■ PROBLEM TO WORK ON:
All records below should be repeated exactly, with the pictures left out.

Dataset entries
↓↓↓

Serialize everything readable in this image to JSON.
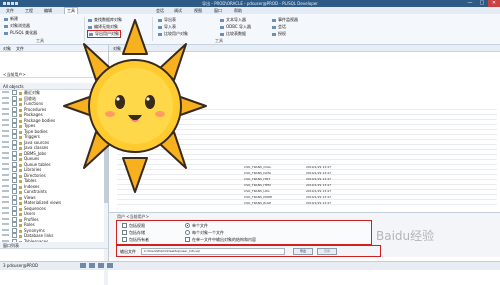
{
  "window": {
    "title": "导出 - PROD\\ORACLE - pdsuser@PROD - PL/SQL Developer",
    "minimize": "—",
    "maximize": "□",
    "close": "✕"
  },
  "menu": {
    "items": [
      "文件",
      "工程",
      "编辑",
      "工具",
      "会话",
      "调试",
      "视图",
      "窗口",
      "帮助"
    ],
    "active_index": 3
  },
  "ribbon": {
    "left": [
      "新建",
      "打开",
      "保存",
      "另存为",
      "打印"
    ],
    "left_sub": [
      "对象浏览器",
      "查找",
      "PL/SQL 美化器"
    ],
    "tools": [
      {
        "label": "查找数据库对象",
        "icon": "find-db-icon"
      },
      {
        "label": "编译无效对象",
        "icon": "compile-icon"
      },
      {
        "label": "导出用户对象",
        "icon": "export-icon"
      }
    ],
    "tools2": [
      "导出表",
      "导入表",
      "比较用户对象"
    ],
    "tools3": [
      "文本导入器",
      "ODBC 导入器",
      "比较表数据"
    ],
    "tools4": [
      "事件监视器",
      "会话",
      "授权"
    ],
    "group_label": "工具",
    "group_label_left": "工具"
  },
  "left_panel": {
    "toolbar_items": [
      "对象",
      "文件"
    ],
    "filter": "<当前用户>",
    "objects_label": "All objects",
    "tree": [
      "最近对象",
      "回收站",
      "Functions",
      "Procedures",
      "Packages",
      "Package bodies",
      "Types",
      "Type bodies",
      "Triggers",
      "Java sources",
      "Java classes",
      "DBMS_Jobs",
      "Queues",
      "Queue tables",
      "Libraries",
      "Directories",
      "Tables",
      "Indexes",
      "Constraints",
      "Views",
      "Materialized views",
      "Sequences",
      "Users",
      "Profiles",
      "Roles",
      "Synonyms",
      "Database links",
      "Tablespaces"
    ],
    "bottom_label": "窗口列表"
  },
  "main": {
    "tabs": [
      "对象",
      "文件"
    ],
    "objects": [
      [
        "CSO_TRANS_COLL",
        "2019/1/29 13:47"
      ],
      [
        "CSO_TRANS_DATA",
        "2019/1/29 13:47"
      ],
      [
        "CSO_TRANS_HIST",
        "2019/1/29 13:47"
      ],
      [
        "CSO_TRANS_ITEM",
        "2019/1/29 13:47"
      ],
      [
        "CSO_TRANS_LOG",
        "2019/1/29 13:47"
      ],
      [
        "CSO_TRANS_NODE",
        "2019/1/29 13:47"
      ],
      [
        "CSO_TRANS_RULE",
        "2019/1/29 13:47"
      ]
    ]
  },
  "export_panel": {
    "heading": "用户  <当前用户>",
    "options": {
      "include_storage": "包括权限",
      "include_grants": "包括存储",
      "include_owner": "包括所有者",
      "single_file": "单个文件",
      "one_file_per_object": "每个对象一个文件",
      "per_object_folder": "在单一文件中输出对象的结构和内容"
    },
    "file_label": "输出文件",
    "file_path": "C:\\Users\\Public\\Desktop\\user_info.sql",
    "export_button": "导出",
    "view_button": "查看"
  },
  "status": {
    "text": "3    pdsuser@PROD"
  },
  "watermark": "Baidu经验"
}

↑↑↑

■ OUTPUT FOR THIS TASK:
Serialize everything readable in this image to JSON.
{
  "window": {
    "title": "导出 - PROD\\ORACLE - pdsuser@PROD - PL/SQL Developer",
    "minimize": "—",
    "maximize": "□",
    "close": "✕"
  },
  "menu": {
    "items": [
      "文件",
      "工程",
      "编辑",
      "工具",
      "会话",
      "调试",
      "视图",
      "窗口",
      "帮助"
    ],
    "active_index": 3
  },
  "ribbon": {
    "left": [
      "新建",
      "打开",
      "保存",
      "另存为",
      "打印"
    ],
    "left_sub": [
      "对象浏览器",
      "查找",
      "PL/SQL 美化器"
    ],
    "tools": [
      {
        "label": "查找数据库对象",
        "icon": "find-db-icon"
      },
      {
        "label": "编译无效对象",
        "icon": "compile-icon"
      },
      {
        "label": "导出用户对象",
        "icon": "export-icon"
      }
    ],
    "tools2": [
      "导出表",
      "导入表",
      "比较用户对象"
    ],
    "tools3": [
      "文本导入器",
      "ODBC 导入器",
      "比较表数据"
    ],
    "tools4": [
      "事件监视器",
      "会话",
      "授权"
    ],
    "group_label": "工具",
    "group_label_left": "工具"
  },
  "left_panel": {
    "toolbar_items": [
      "对象",
      "文件"
    ],
    "filter": "<当前用户>",
    "objects_label": "All objects",
    "tree": [
      "最近对象",
      "回收站",
      "Functions",
      "Procedures",
      "Packages",
      "Package bodies",
      "Types",
      "Type bodies",
      "Triggers",
      "Java sources",
      "Java classes",
      "DBMS_Jobs",
      "Queues",
      "Queue tables",
      "Libraries",
      "Directories",
      "Tables",
      "Indexes",
      "Constraints",
      "Views",
      "Materialized views",
      "Sequences",
      "Users",
      "Profiles",
      "Roles",
      "Synonyms",
      "Database links",
      "Tablespaces"
    ],
    "bottom_label": "窗口列表"
  },
  "main": {
    "tabs": [
      "对象",
      "文件"
    ],
    "objects": [
      [
        "CSO_TRANS_COLL",
        "2019/1/29 13:47"
      ],
      [
        "CSO_TRANS_DATA",
        "2019/1/29 13:47"
      ],
      [
        "CSO_TRANS_HIST",
        "2019/1/29 13:47"
      ],
      [
        "CSO_TRANS_ITEM",
        "2019/1/29 13:47"
      ],
      [
        "CSO_TRANS_LOG",
        "2019/1/29 13:47"
      ],
      [
        "CSO_TRANS_NODE",
        "2019/1/29 13:47"
      ],
      [
        "CSO_TRANS_RULE",
        "2019/1/29 13:47"
      ]
    ]
  },
  "export_panel": {
    "heading": "用户  <当前用户>",
    "options": {
      "include_storage": "包括权限",
      "include_grants": "包括存储",
      "include_owner": "包括所有者",
      "single_file": "单个文件",
      "one_file_per_object": "每个对象一个文件",
      "per_object_folder": "在单一文件中输出对象的结构和内容"
    },
    "file_label": "输出文件",
    "file_path": "C:\\Users\\Public\\Desktop\\user_info.sql",
    "export_button": "导出",
    "view_button": "查看"
  },
  "status": {
    "text": "3    pdsuser@PROD"
  },
  "watermark": "Baidu经验"
}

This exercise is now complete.